**Exercise:** Output every line of the material exactly, omitting images.

■ ■ ■

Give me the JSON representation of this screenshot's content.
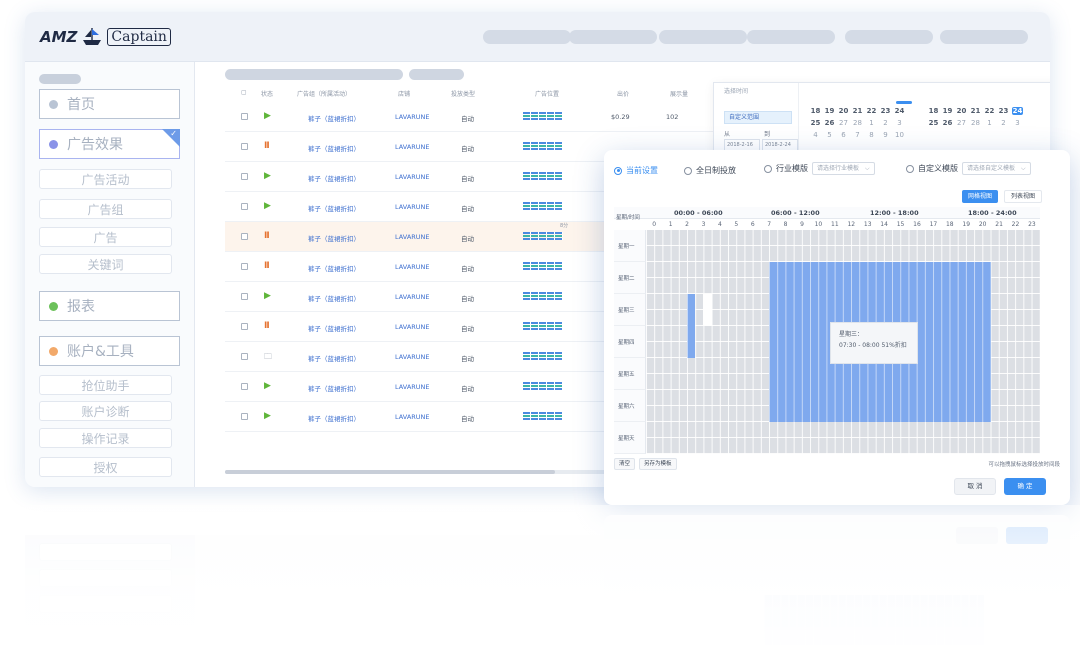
{
  "brand": {
    "amz": "AMZ",
    "captain": "Captain"
  },
  "sidebar": {
    "main_items": [
      {
        "label": "首页",
        "dot_color": "#b9c4d4"
      },
      {
        "label": "广告效果",
        "dot_color": "#8a93e8",
        "active": true
      }
    ],
    "ad_sub": [
      "广告活动",
      "广告组",
      "广告",
      "关键词"
    ],
    "report": {
      "label": "报表",
      "dot_color": "#6cc15a"
    },
    "account": {
      "label": "账户&工具",
      "dot_color": "#f2a96a"
    },
    "account_sub": [
      "抢位助手",
      "账户诊断",
      "操作记录",
      "授权"
    ]
  },
  "table": {
    "headers": [
      "状态",
      "广告组（所属活动）",
      "店铺",
      "投放类型",
      "广告位置",
      "出价",
      "展示量"
    ],
    "rows": [
      {
        "status": "play",
        "name": "裤子（蓝裙折扣）",
        "shop": "LAVARUNE",
        "type": "自动",
        "bid": "$0.29",
        "val": "102"
      },
      {
        "status": "pause",
        "name": "裤子（蓝裙折扣）",
        "shop": "LAVARUNE",
        "type": "自动",
        "bid": "",
        "val": ""
      },
      {
        "status": "play",
        "name": "裤子（蓝裙折扣）",
        "shop": "LAVARUNE",
        "type": "自动",
        "bid": "",
        "val": ""
      },
      {
        "status": "play",
        "name": "裤子（蓝裙折扣）",
        "shop": "LAVARUNE",
        "type": "自动",
        "bid": "",
        "val": ""
      },
      {
        "status": "pause",
        "name": "裤子（蓝裙折扣）",
        "shop": "LAVARUNE",
        "type": "自动",
        "bid": "",
        "val": "",
        "highlight": true,
        "tag": "8分"
      },
      {
        "status": "pause",
        "name": "裤子（蓝裙折扣）",
        "shop": "LAVARUNE",
        "type": "自动",
        "bid": "",
        "val": ""
      },
      {
        "status": "play",
        "name": "裤子（蓝裙折扣）",
        "shop": "LAVARUNE",
        "type": "自动",
        "bid": "",
        "val": ""
      },
      {
        "status": "pause",
        "name": "裤子（蓝裙折扣）",
        "shop": "LAVARUNE",
        "type": "自动",
        "bid": "",
        "val": ""
      },
      {
        "status": "folder",
        "name": "裤子（蓝裙折扣）",
        "shop": "LAVARUNE",
        "type": "自动",
        "bid": "",
        "val": ""
      },
      {
        "status": "play",
        "name": "裤子（蓝裙折扣）",
        "shop": "LAVARUNE",
        "type": "自动",
        "bid": "",
        "val": ""
      },
      {
        "status": "play",
        "name": "裤子（蓝裙折扣）",
        "shop": "LAVARUNE",
        "type": "自动",
        "bid": "",
        "val": ""
      }
    ]
  },
  "date_popup": {
    "caption": "选择时间",
    "option": "自定义范围",
    "from_label": "从",
    "to_label": "到",
    "from_value": "2018-2-16",
    "to_value": "2018-2-24",
    "cal1": [
      [
        "18",
        "19",
        "20",
        "21",
        "22",
        "23",
        "24"
      ],
      [
        "25",
        "26",
        "27",
        "28",
        "1",
        "2",
        "3"
      ],
      [
        "4",
        "5",
        "6",
        "7",
        "8",
        "9",
        "10"
      ]
    ],
    "cal2": [
      [
        "18",
        "19",
        "20",
        "21",
        "22",
        "23",
        "24"
      ],
      [
        "25",
        "26",
        "27",
        "28",
        "1",
        "2",
        "3"
      ]
    ],
    "cal2_selected": "24"
  },
  "modal": {
    "options": {
      "current": "当前设置",
      "all_day": "全日制投放",
      "industry": "行业模版",
      "industry_placeholder": "请选择行业模板",
      "custom": "自定义模版",
      "custom_placeholder": "请选择自定义模板"
    },
    "views": {
      "grid": "网格视图",
      "list": "列表视图"
    },
    "corner_label": "星期/时间",
    "ranges": [
      "00:00 - 06:00",
      "06:00 - 12:00",
      "12:00 - 18:00",
      "18:00 - 24:00"
    ],
    "hours": [
      "0",
      "1",
      "2",
      "3",
      "4",
      "5",
      "6",
      "7",
      "8",
      "9",
      "10",
      "11",
      "12",
      "13",
      "14",
      "15",
      "16",
      "17",
      "18",
      "19",
      "20",
      "21",
      "22",
      "23"
    ],
    "days": [
      "星期一",
      "星期二",
      "星期三",
      "星期四",
      "星期五",
      "星期六",
      "星期天"
    ],
    "tooltip": {
      "line1": "星期三：",
      "line2": "07:30 - 08:00  51%折扣"
    },
    "clear": "清空",
    "save_template": "另存为模板",
    "hint": "可以拖拽鼠标选择投放时间段",
    "cancel": "取 消",
    "confirm": "确 定"
  },
  "colors": {
    "accent": "#3b8ff0",
    "block": "#7fa9ee",
    "play": "#5fb53a",
    "pause": "#e67432"
  }
}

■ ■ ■

**Exercise response:**
Give me the JSON representation of this screenshot's content.
{
  "brand": {
    "amz": "AMZ",
    "captain": "Captain"
  },
  "sidebar": {
    "main_items": [
      {
        "label": "首页",
        "dot_color": "#b9c4d4"
      },
      {
        "label": "广告效果",
        "dot_color": "#8a93e8",
        "active": true
      }
    ],
    "ad_sub": [
      "广告活动",
      "广告组",
      "广告",
      "关键词"
    ],
    "report": {
      "label": "报表",
      "dot_color": "#6cc15a"
    },
    "account": {
      "label": "账户&工具",
      "dot_color": "#f2a96a"
    },
    "account_sub": [
      "抢位助手",
      "账户诊断",
      "操作记录",
      "授权"
    ]
  },
  "table": {
    "headers": [
      "状态",
      "广告组（所属活动）",
      "店铺",
      "投放类型",
      "广告位置",
      "出价",
      "展示量"
    ],
    "rows": [
      {
        "status": "play",
        "name": "裤子（蓝裙折扣）",
        "shop": "LAVARUNE",
        "type": "自动",
        "bid": "$0.29",
        "val": "102"
      },
      {
        "status": "pause",
        "name": "裤子（蓝裙折扣）",
        "shop": "LAVARUNE",
        "type": "自动",
        "bid": "",
        "val": ""
      },
      {
        "status": "play",
        "name": "裤子（蓝裙折扣）",
        "shop": "LAVARUNE",
        "type": "自动",
        "bid": "",
        "val": ""
      },
      {
        "status": "play",
        "name": "裤子（蓝裙折扣）",
        "shop": "LAVARUNE",
        "type": "自动",
        "bid": "",
        "val": ""
      },
      {
        "status": "pause",
        "name": "裤子（蓝裙折扣）",
        "shop": "LAVARUNE",
        "type": "自动",
        "bid": "",
        "val": "",
        "highlight": true,
        "tag": "8分"
      },
      {
        "status": "pause",
        "name": "裤子（蓝裙折扣）",
        "shop": "LAVARUNE",
        "type": "自动",
        "bid": "",
        "val": ""
      },
      {
        "status": "play",
        "name": "裤子（蓝裙折扣）",
        "shop": "LAVARUNE",
        "type": "自动",
        "bid": "",
        "val": ""
      },
      {
        "status": "pause",
        "name": "裤子（蓝裙折扣）",
        "shop": "LAVARUNE",
        "type": "自动",
        "bid": "",
        "val": ""
      },
      {
        "status": "folder",
        "name": "裤子（蓝裙折扣）",
        "shop": "LAVARUNE",
        "type": "自动",
        "bid": "",
        "val": ""
      },
      {
        "status": "play",
        "name": "裤子（蓝裙折扣）",
        "shop": "LAVARUNE",
        "type": "自动",
        "bid": "",
        "val": ""
      },
      {
        "status": "play",
        "name": "裤子（蓝裙折扣）",
        "shop": "LAVARUNE",
        "type": "自动",
        "bid": "",
        "val": ""
      }
    ]
  },
  "date_popup": {
    "caption": "选择时间",
    "option": "自定义范围",
    "from_label": "从",
    "to_label": "到",
    "from_value": "2018-2-16",
    "to_value": "2018-2-24",
    "cal1": [
      [
        "18",
        "19",
        "20",
        "21",
        "22",
        "23",
        "24"
      ],
      [
        "25",
        "26",
        "27",
        "28",
        "1",
        "2",
        "3"
      ],
      [
        "4",
        "5",
        "6",
        "7",
        "8",
        "9",
        "10"
      ]
    ],
    "cal2": [
      [
        "18",
        "19",
        "20",
        "21",
        "22",
        "23",
        "24"
      ],
      [
        "25",
        "26",
        "27",
        "28",
        "1",
        "2",
        "3"
      ]
    ],
    "cal2_selected": "24"
  },
  "modal": {
    "options": {
      "current": "当前设置",
      "all_day": "全日制投放",
      "industry": "行业模版",
      "industry_placeholder": "请选择行业模板",
      "custom": "自定义模版",
      "custom_placeholder": "请选择自定义模板"
    },
    "views": {
      "grid": "网格视图",
      "list": "列表视图"
    },
    "corner_label": "星期/时间",
    "ranges": [
      "00:00 - 06:00",
      "06:00 - 12:00",
      "12:00 - 18:00",
      "18:00 - 24:00"
    ],
    "hours": [
      "0",
      "1",
      "2",
      "3",
      "4",
      "5",
      "6",
      "7",
      "8",
      "9",
      "10",
      "11",
      "12",
      "13",
      "14",
      "15",
      "16",
      "17",
      "18",
      "19",
      "20",
      "21",
      "22",
      "23"
    ],
    "days": [
      "星期一",
      "星期二",
      "星期三",
      "星期四",
      "星期五",
      "星期六",
      "星期天"
    ],
    "tooltip": {
      "line1": "星期三：",
      "line2": "07:30 - 08:00  51%折扣"
    },
    "clear": "清空",
    "save_template": "另存为模板",
    "hint": "可以拖拽鼠标选择投放时间段",
    "cancel": "取 消",
    "confirm": "确 定"
  },
  "colors": {
    "accent": "#3b8ff0",
    "block": "#7fa9ee",
    "play": "#5fb53a",
    "pause": "#e67432"
  }
}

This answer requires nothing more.